An exact repetition of every entry, with no images, is the required answer.

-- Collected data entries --

=-=-=-=-=

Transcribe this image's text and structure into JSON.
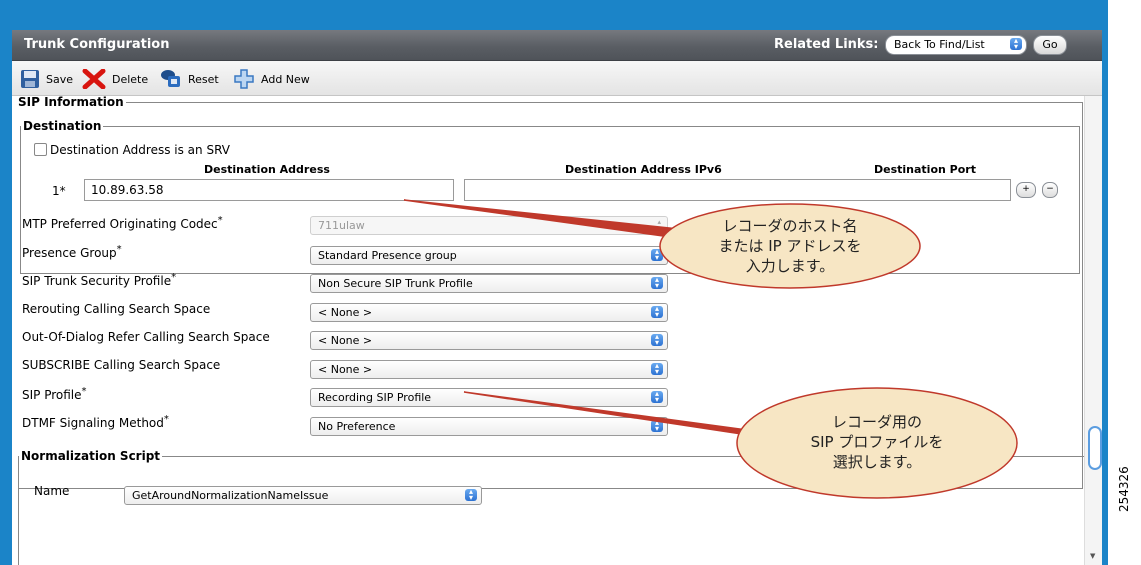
{
  "header": {
    "title": "Trunk Configuration",
    "related_links_label": "Related Links:",
    "related_links_value": "Back To Find/List",
    "go_label": "Go"
  },
  "toolbar": {
    "save": "Save",
    "delete": "Delete",
    "reset": "Reset",
    "add_new": "Add New"
  },
  "sip_info": {
    "legend": "SIP Information",
    "destination": {
      "legend": "Destination",
      "srv_label": "Destination Address is an SRV",
      "srv_checked": false,
      "col_address": "Destination Address",
      "col_ipv6": "Destination Address IPv6",
      "col_port": "Destination Port",
      "row_index": "1*",
      "address_value": "10.89.63.58",
      "ipv6_value": "",
      "port_value": ""
    },
    "fields": [
      {
        "label": "MTP Preferred Originating Codec",
        "required": true,
        "value": "711ulaw",
        "disabled": true
      },
      {
        "label": "Presence Group",
        "required": true,
        "value": "Standard Presence group"
      },
      {
        "label": "SIP Trunk Security Profile",
        "required": true,
        "value": "Non Secure SIP Trunk Profile"
      },
      {
        "label": "Rerouting Calling Search Space",
        "required": false,
        "value": "< None >"
      },
      {
        "label": "Out-Of-Dialog Refer Calling Search Space",
        "required": false,
        "value": "< None >"
      },
      {
        "label": "SUBSCRIBE Calling Search Space",
        "required": false,
        "value": "< None >"
      },
      {
        "label": "SIP Profile",
        "required": true,
        "value": "Recording SIP Profile"
      },
      {
        "label": "DTMF Signaling Method",
        "required": true,
        "value": "No Preference"
      }
    ]
  },
  "normalization": {
    "legend": "Normalization Script",
    "name_label": "Name",
    "name_value": "GetAroundNormalizationNameIssue"
  },
  "callouts": {
    "host": [
      "レコーダのホスト名",
      "または IP アドレスを",
      "入力します。"
    ],
    "profile": [
      "レコーダ用の",
      "SIP プロファイルを",
      "選択します。"
    ]
  },
  "required_mark": "*",
  "image_id": "254326",
  "colors": {
    "frame": "#1b84c8",
    "callout_fill": "#f7e6c4",
    "callout_stroke": "#c0392b",
    "titlebar": "#5a5e64"
  }
}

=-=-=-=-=

-- ANSWER TO THIS TASK --
Transcribe this image's text and structure into JSON.
{
  "header": {
    "title": "Trunk Configuration",
    "related_links_label": "Related Links:",
    "related_links_value": "Back To Find/List",
    "go_label": "Go"
  },
  "toolbar": {
    "save": "Save",
    "delete": "Delete",
    "reset": "Reset",
    "add_new": "Add New"
  },
  "sip_info": {
    "legend": "SIP Information",
    "destination": {
      "legend": "Destination",
      "srv_label": "Destination Address is an SRV",
      "srv_checked": false,
      "col_address": "Destination Address",
      "col_ipv6": "Destination Address IPv6",
      "col_port": "Destination Port",
      "row_index": "1*",
      "address_value": "10.89.63.58",
      "ipv6_value": "",
      "port_value": ""
    },
    "fields": [
      {
        "label": "MTP Preferred Originating Codec",
        "required": true,
        "value": "711ulaw",
        "disabled": true
      },
      {
        "label": "Presence Group",
        "required": true,
        "value": "Standard Presence group"
      },
      {
        "label": "SIP Trunk Security Profile",
        "required": true,
        "value": "Non Secure SIP Trunk Profile"
      },
      {
        "label": "Rerouting Calling Search Space",
        "required": false,
        "value": "< None >"
      },
      {
        "label": "Out-Of-Dialog Refer Calling Search Space",
        "required": false,
        "value": "< None >"
      },
      {
        "label": "SUBSCRIBE Calling Search Space",
        "required": false,
        "value": "< None >"
      },
      {
        "label": "SIP Profile",
        "required": true,
        "value": "Recording SIP Profile"
      },
      {
        "label": "DTMF Signaling Method",
        "required": true,
        "value": "No Preference"
      }
    ]
  },
  "normalization": {
    "legend": "Normalization Script",
    "name_label": "Name",
    "name_value": "GetAroundNormalizationNameIssue"
  },
  "callouts": {
    "host": [
      "レコーダのホスト名",
      "または IP アドレスを",
      "入力します。"
    ],
    "profile": [
      "レコーダ用の",
      "SIP プロファイルを",
      "選択します。"
    ]
  },
  "required_mark": "*",
  "image_id": "254326",
  "colors": {
    "frame": "#1b84c8",
    "callout_fill": "#f7e6c4",
    "callout_stroke": "#c0392b",
    "titlebar": "#5a5e64"
  }
}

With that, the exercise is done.